If you’ve ever been confused about how to capitalize disease names, read on. In today’s post, I’ll provide you with three simple, hopefully easy-to-remember, rules on the proper capitalization of disease names.

CONTINUE READING

An Easy Guide to Articles: A, An, and The

September 10, 2020 by ProofreadingPal in Grammar

There are three articles: “a,” “an,” and “the.” All of them function as adjectives.

CONTINUE READING

Simple Guide to Using “If” or “Whether”

September 2, 2020 by ProofreadingPal in Grammar

The English language is full of words that seem to perform the same function but have true differences when you need to be specific. In technical, instructive, and other forms of business or formal writing, “if” and “whether” serve different functions.

CONTINUE READING

Commonly Confused Homophones

August 7, 2020 by ProofreadingPal in Grammar

Ah, the double-edged sword of spell-check. That little red squiggle under misspelled words can be so helpful in drawing your attention to words in need of correction. But the absence of that little red squiggle can give a false sense of security, leading you to think your writing is spelling-error free when it might be filled with correctly-spelled incorrect words.
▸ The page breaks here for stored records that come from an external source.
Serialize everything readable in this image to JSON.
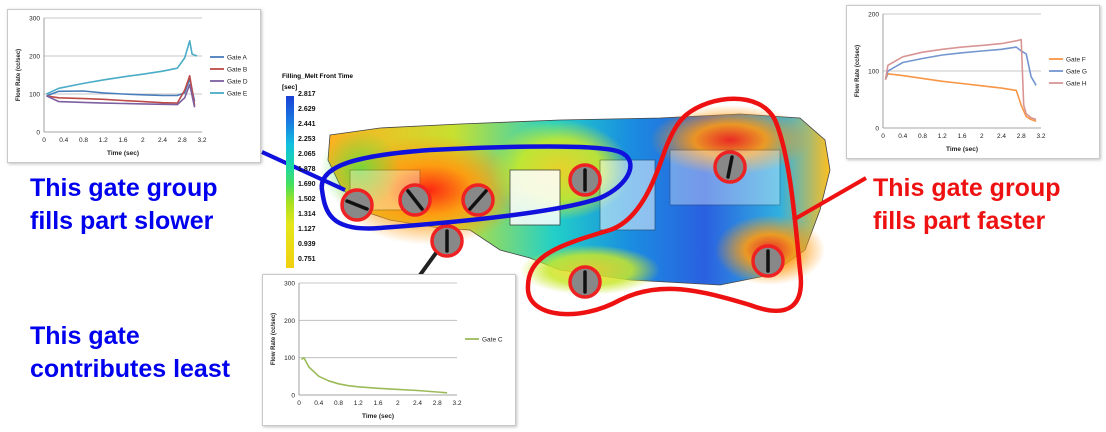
{
  "colors": {
    "blue_text": "#0000ee",
    "red_text": "#ee1111",
    "gate_marker": "#ee2222"
  },
  "captions": {
    "slow_group": [
      "This gate group",
      "fills part slower"
    ],
    "fast_group": [
      "This gate group",
      "fills part faster"
    ],
    "least_gate": [
      "This gate",
      "contributes least"
    ]
  },
  "legend": {
    "title": "Filling_Melt Front Time",
    "unit": "[sec]",
    "values": [
      "2.817",
      "2.629",
      "2.441",
      "2.253",
      "2.065",
      "1.878",
      "1.690",
      "1.502",
      "1.314",
      "1.127",
      "0.939",
      "0.751"
    ]
  },
  "part_image": {
    "icon": "dashboard-part-fill-contour"
  },
  "chart_data": [
    {
      "type": "line",
      "xlabel": "Time (sec)",
      "ylabel": "Flow Rate (cc/sec)",
      "xlim": [
        0,
        3.2
      ],
      "ylim": [
        0,
        300
      ],
      "xticks": [
        "0",
        "0.4",
        "0.8",
        "1.2",
        "1.6",
        "2",
        "2.4",
        "2.8",
        "3.2"
      ],
      "yticks": [
        "0",
        "100",
        "200",
        "300"
      ],
      "grid": "horizontal",
      "legend": "right",
      "series": [
        {
          "name": "Gate A",
          "color": "#4a7ebb",
          "x": [
            0.05,
            0.3,
            0.8,
            1.2,
            1.6,
            2.0,
            2.4,
            2.7,
            2.85,
            2.95,
            3.05
          ],
          "y": [
            95,
            107,
            108,
            103,
            100,
            98,
            96,
            96,
            103,
            140,
            80
          ]
        },
        {
          "name": "Gate B",
          "color": "#be4b48",
          "x": [
            0.05,
            0.3,
            0.8,
            1.2,
            1.6,
            2.0,
            2.4,
            2.7,
            2.85,
            2.95,
            3.05
          ],
          "y": [
            95,
            90,
            88,
            86,
            83,
            80,
            77,
            76,
            110,
            148,
            70
          ]
        },
        {
          "name": "Gate D",
          "color": "#7d60a0",
          "x": [
            0.05,
            0.3,
            0.8,
            1.2,
            1.6,
            2.0,
            2.4,
            2.7,
            2.85,
            2.95,
            3.05
          ],
          "y": [
            95,
            80,
            78,
            76,
            75,
            74,
            73,
            72,
            90,
            125,
            65
          ]
        },
        {
          "name": "Gate E",
          "color": "#4aacc6",
          "x": [
            0.05,
            0.3,
            0.8,
            1.2,
            1.6,
            2.0,
            2.4,
            2.7,
            2.85,
            2.95,
            3.0,
            3.1
          ],
          "y": [
            100,
            115,
            128,
            137,
            145,
            152,
            160,
            168,
            195,
            240,
            205,
            200
          ]
        }
      ]
    },
    {
      "type": "line",
      "xlabel": "Time (sec)",
      "ylabel": "Flow Rate (cc/sec)",
      "xlim": [
        0,
        3.2
      ],
      "ylim": [
        0,
        200
      ],
      "xticks": [
        "0",
        "0.4",
        "0.8",
        "1.2",
        "1.6",
        "2",
        "2.4",
        "2.8",
        "3.2"
      ],
      "yticks": [
        "0",
        "100",
        "200"
      ],
      "grid": "horizontal",
      "legend": "right",
      "series": [
        {
          "name": "Gate F",
          "color": "#f79646",
          "x": [
            0.05,
            0.1,
            0.4,
            0.8,
            1.2,
            1.6,
            2.0,
            2.4,
            2.7,
            2.8,
            2.9,
            3.0,
            3.1
          ],
          "y": [
            85,
            95,
            92,
            87,
            82,
            78,
            74,
            70,
            66,
            40,
            20,
            15,
            12
          ]
        },
        {
          "name": "Gate G",
          "color": "#7395d0",
          "x": [
            0.05,
            0.1,
            0.4,
            0.8,
            1.2,
            1.6,
            2.0,
            2.4,
            2.7,
            2.8,
            2.9,
            3.0,
            3.1
          ],
          "y": [
            85,
            100,
            115,
            122,
            128,
            132,
            135,
            138,
            142,
            135,
            130,
            90,
            75
          ]
        },
        {
          "name": "Gate H",
          "color": "#d99594",
          "x": [
            0.05,
            0.1,
            0.4,
            0.8,
            1.2,
            1.6,
            2.0,
            2.4,
            2.7,
            2.8,
            2.85,
            2.9,
            3.0,
            3.1
          ],
          "y": [
            85,
            110,
            125,
            133,
            138,
            142,
            145,
            148,
            153,
            155,
            40,
            25,
            18,
            15
          ]
        }
      ]
    },
    {
      "type": "line",
      "xlabel": "Time (sec)",
      "ylabel": "Flow Rate (cc/sec)",
      "xlim": [
        0,
        3.2
      ],
      "ylim": [
        0,
        300
      ],
      "xticks": [
        "0",
        "0.4",
        "0.8",
        "1.2",
        "1.6",
        "2",
        "2.4",
        "2.8",
        "3.2"
      ],
      "yticks": [
        "0",
        "100",
        "200",
        "300"
      ],
      "grid": "horizontal",
      "legend": "right",
      "series": [
        {
          "name": "Gate C",
          "color": "#9bbb59",
          "x": [
            0.05,
            0.1,
            0.2,
            0.4,
            0.6,
            0.8,
            1.0,
            1.2,
            1.6,
            2.0,
            2.4,
            2.8,
            3.0
          ],
          "y": [
            95,
            100,
            75,
            50,
            38,
            30,
            25,
            22,
            18,
            15,
            12,
            8,
            6
          ]
        }
      ]
    }
  ]
}
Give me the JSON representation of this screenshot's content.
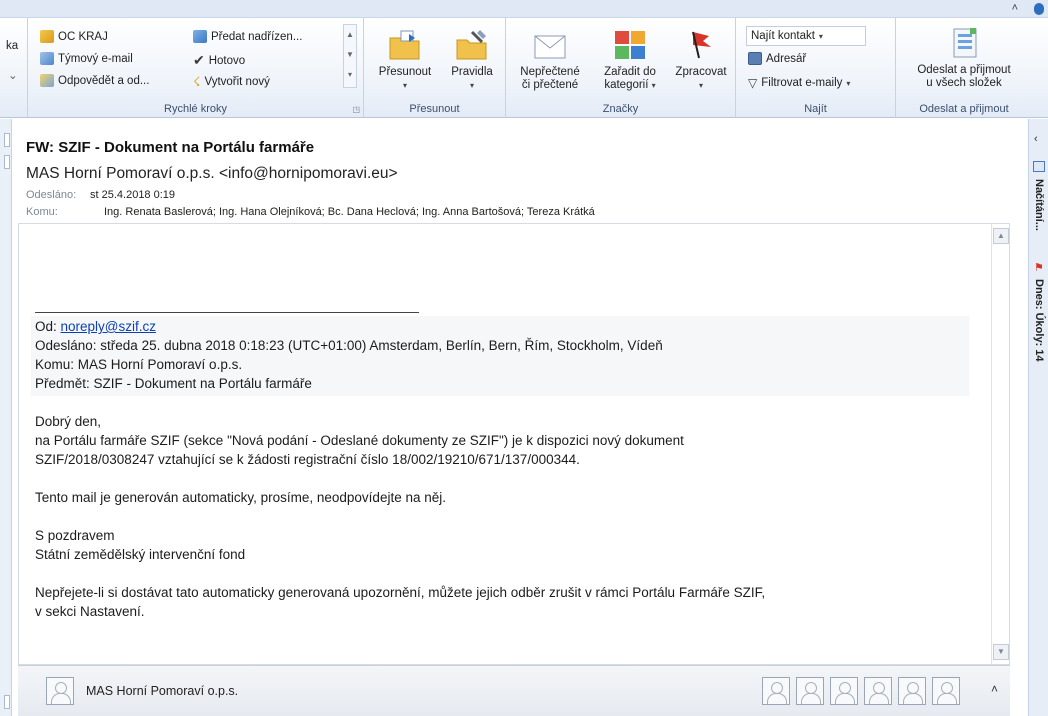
{
  "ribbon": {
    "partial_left_label": "ka",
    "quick_steps": {
      "items": [
        "OC KRAJ",
        "Předat nadřízen...",
        "Týmový e-mail",
        "Hotovo",
        "Odpovědět a od...",
        "Vytvořit nový"
      ],
      "group_label": "Rychlé kroky"
    },
    "move": {
      "move_label": "Přesunout",
      "rules_label": "Pravidla",
      "group_label": "Přesunout"
    },
    "tags": {
      "unread_line1": "Nepřečtené",
      "unread_line2": "či přečtené",
      "categorize_line1": "Zařadit do",
      "categorize_line2": "kategorií",
      "followup_label": "Zpracovat",
      "group_label": "Značky"
    },
    "find": {
      "find_contact": "Najít kontakt",
      "address_book": "Adresář",
      "filter_email": "Filtrovat e-maily",
      "group_label": "Najít"
    },
    "send_receive": {
      "line1": "Odeslat a přijmout",
      "line2": "u všech složek",
      "group_label": "Odeslat a přijmout"
    }
  },
  "message": {
    "subject": "FW: SZIF - Dokument na Portálu farmáře",
    "sender": "MAS Horní Pomoraví o.p.s. <info@hornipomoravi.eu>",
    "sent_label": "Odesláno:",
    "sent_value": "st 25.4.2018 0:19",
    "to_label": "Komu:",
    "to_value": "Ing. Renata Baslerová; Ing. Hana Olejníková; Bc. Dana Heclová; Ing. Anna Bartošová; Tereza Krátká"
  },
  "body": {
    "separator": "________________________________________",
    "from_label": "Od:",
    "from_link": "noreply@szif.cz",
    "sent_line": "Odesláno: středa 25. dubna 2018 0:18:23 (UTC+01:00) Amsterdam, Berlín, Bern, Řím, Stockholm, Vídeň",
    "to_line": "Komu: MAS Horní Pomoraví o.p.s.",
    "subject_line": "Předmět: SZIF - Dokument na Portálu farmáře",
    "greeting": "Dobrý den,",
    "para1_line1": "na Portálu farmáře SZIF (sekce \"Nová podání - Odeslané dokumenty ze SZIF\") je k dispozici nový dokument",
    "para1_line2": "SZIF/2018/0308247 vztahující se k žádosti registrační číslo 18/002/19210/671/137/000344.",
    "para2": "Tento mail je generován automaticky, prosíme, neodpovídejte na něj.",
    "closing1": "S pozdravem",
    "closing2": "Státní zemědělský intervenční fond",
    "para3_line1": "Nepřejete-li si dostávat tato automaticky generovaná upozornění, můžete jejich odběr zrušit v rámci Portálu Farmáře SZIF,",
    "para3_line2": "v sekci Nastavení."
  },
  "people_pane": {
    "name": "MAS Horní Pomoraví o.p.s."
  },
  "todo_bar": {
    "calendar_label": "Načítání...",
    "tasks_label": "Dnes: Úkoly: 14"
  }
}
One troublesome group of word is homophones.

CONTINUE READING

Recent Posts

Recent Comments

Archives

Get a Free Sample

We will get your free sample back in three to six hours!

Follow us

We proofread documents 24/7 Support 888-833-8385

© 2010 - 2020 ProofreadingPal LLC - All Rights Reserved.